"I'm doing it because it just feels more relevant than it even did a few years ago,"he tells Entertainment Weekly. "It was really obvious to me that we still have issues as a nation with [race]. ... And I think the younger generations are really kind of looking for ways out of this."
In the nearly six-minute song, with lyrics like "If you don't judge my do-rag ... I won't judge your red flag" and "If you don't judge my gold chains ... I'll forget the iron chains," the country singer, 40, and his rapper counterpart, 45, discuss race relations in America, focusing specifically on how Northerners (LL Cool J grew up in New York City) view Southerners (such as Paisley) and vice versa.
"It really came to a boil last year with 'Lincoln' and 'Django,' and there's just a lot of talk about it," says Paisley. "I just think art has a responsibility to lead the way, and I don't know the answers, but I feel like asking the question is the first step and we're asking the question in a big way."
"How do I show my Southern pride? What is offensive to you?" he continues. "And he kind of replies and his summation is really that whole 'Let bygones be bygones.'"
Still, the West Virginia native adds, he understands that the song isn't a solution, but he hopes it can contribute to one.
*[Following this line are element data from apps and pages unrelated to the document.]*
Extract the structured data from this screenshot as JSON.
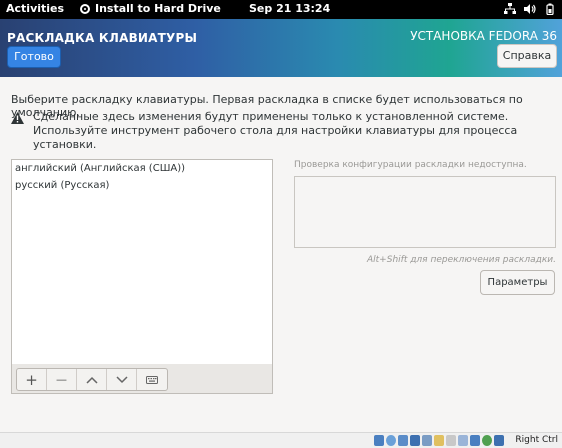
{
  "topbar": {
    "activities": "Activities",
    "app_name": "Install to Hard Drive",
    "clock": "Sep 21  13:24"
  },
  "header": {
    "spoke_title": "РАСКЛАДКА КЛАВИАТУРЫ",
    "done_label": "Готово",
    "installer_title": "УСТАНОВКА FEDORA 36",
    "help_label": "Справка"
  },
  "main": {
    "intro": "Выберите раскладку клавиатуры. Первая раскладка в списке будет использоваться по умолчанию.",
    "warning": "Сделанные здесь изменения будут применены только к установленной системе. Используйте инструмент рабочего стола для настройки клавиатуры для процесса установки.",
    "layouts": [
      {
        "label": "английский (Английская (США))"
      },
      {
        "label": "русский (Русская)"
      }
    ],
    "toolbar": {
      "add_symbol": "+",
      "remove_symbol": "—",
      "up_icon": "chevron-up-icon",
      "down_icon": "chevron-down-icon",
      "preview_icon": "keyboard-icon"
    },
    "preview_label": "Проверка конфигурации раскладки недоступна.",
    "switch_hint": "Alt+Shift для переключения раскладки.",
    "options_label": "Параметры"
  },
  "statusbar": {
    "host_key": "Right Ctrl"
  },
  "colors": {
    "accent_blue": "#3584e4",
    "header_start": "#294172",
    "header_end": "#51a2da"
  }
}
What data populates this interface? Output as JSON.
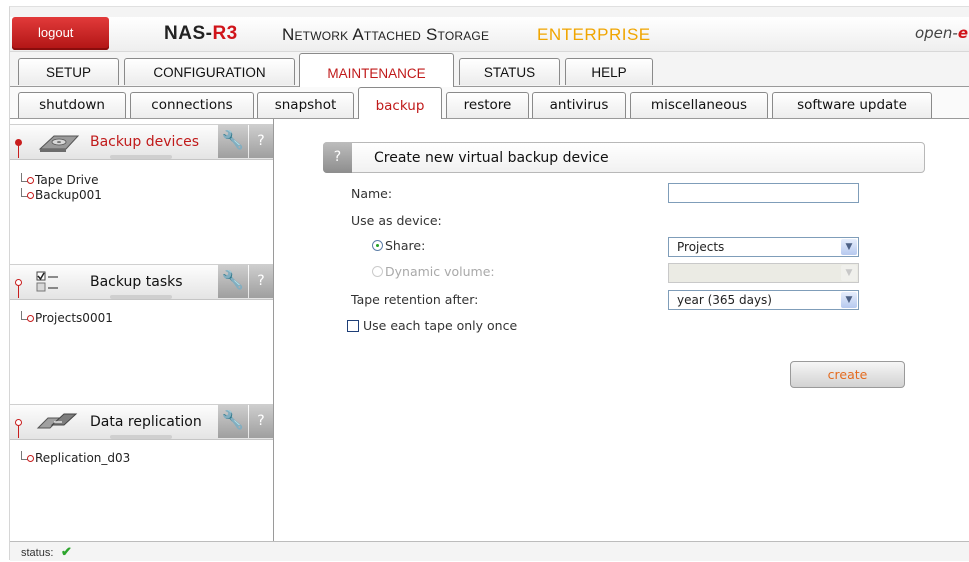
{
  "header": {
    "logout_label": "logout",
    "brand_name": "NAS-",
    "brand_suffix": "R3",
    "subtitle": "Network Attached Storage",
    "edition": "ENTERPRISE",
    "logo_text": "open-",
    "logo_e": "e"
  },
  "main_tabs": [
    {
      "label": "SETUP"
    },
    {
      "label": "CONFIGURATION"
    },
    {
      "label": "MAINTENANCE",
      "active": true
    },
    {
      "label": "STATUS"
    },
    {
      "label": "HELP"
    }
  ],
  "sub_tabs": [
    {
      "label": "shutdown"
    },
    {
      "label": "connections"
    },
    {
      "label": "snapshot"
    },
    {
      "label": "backup",
      "active": true
    },
    {
      "label": "restore"
    },
    {
      "label": "antivirus"
    },
    {
      "label": "miscellaneous"
    },
    {
      "label": "software update"
    }
  ],
  "sidebar": {
    "wrench_glyph": "🔧",
    "help_glyph": "?",
    "groups": [
      {
        "title": "Backup devices",
        "icon": "backup-drive-icon",
        "items": [
          "Tape Drive",
          "Backup001"
        ]
      },
      {
        "title": "Backup tasks",
        "icon": "task-list-icon",
        "items": [
          "Projects0001"
        ]
      },
      {
        "title": "Data replication",
        "icon": "replication-icon",
        "items": [
          "Replication_d03"
        ]
      }
    ]
  },
  "form": {
    "help_glyph": "?",
    "title": "Create new virtual backup device",
    "name_label": "Name:",
    "name_value": "",
    "use_as_device_label": "Use as device:",
    "share_label": "Share:",
    "share_selected": "Projects",
    "dynamic_volume_label": "Dynamic volume:",
    "dynamic_volume_selected": "",
    "tape_retention_label": "Tape retention after:",
    "tape_retention_selected": "year (365 days)",
    "use_once_label": "Use each tape only once",
    "create_label": "create"
  },
  "status": {
    "label": "status:",
    "icon": "checkmark-icon",
    "glyph": "✔"
  },
  "colors": {
    "accent_red": "#c01a1a",
    "edition_orange": "#f0a500",
    "button_text": "#e46b1f",
    "ok_green": "#2da52d"
  }
}
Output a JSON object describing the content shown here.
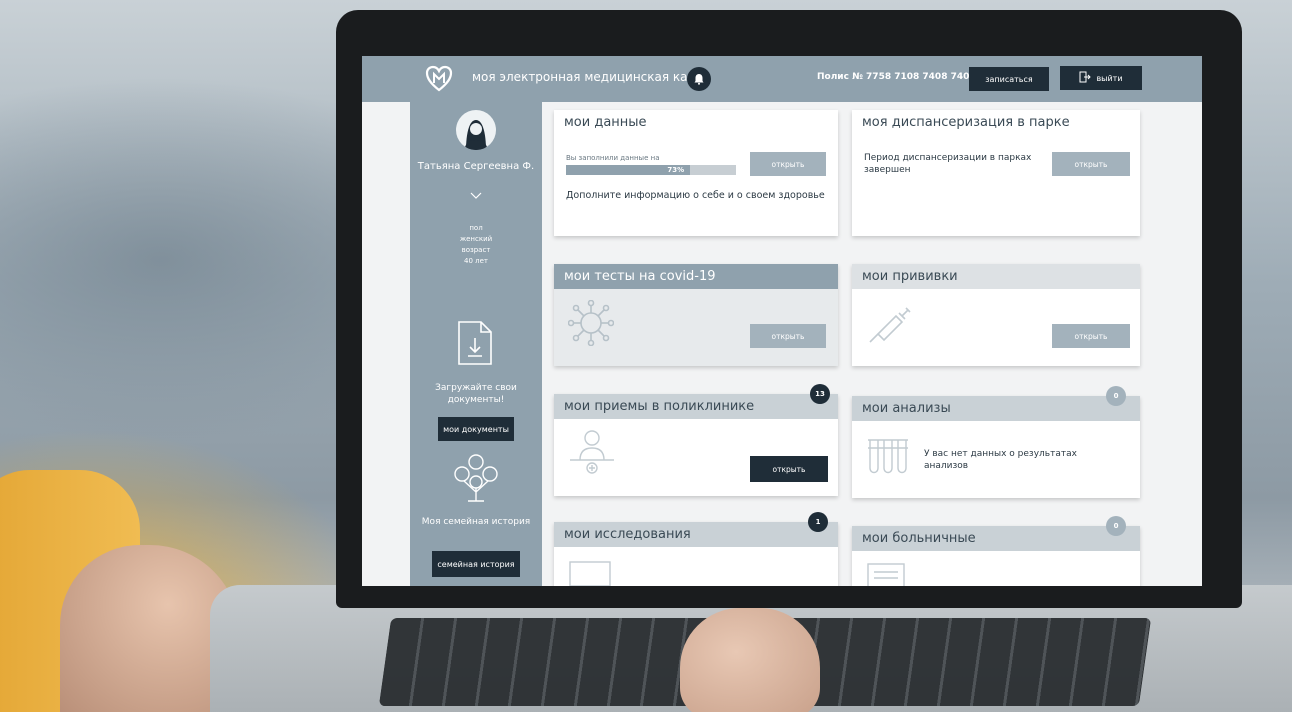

"This is a very sensitive subject," he says, "And we're trying to have the discussion in a way that it can help."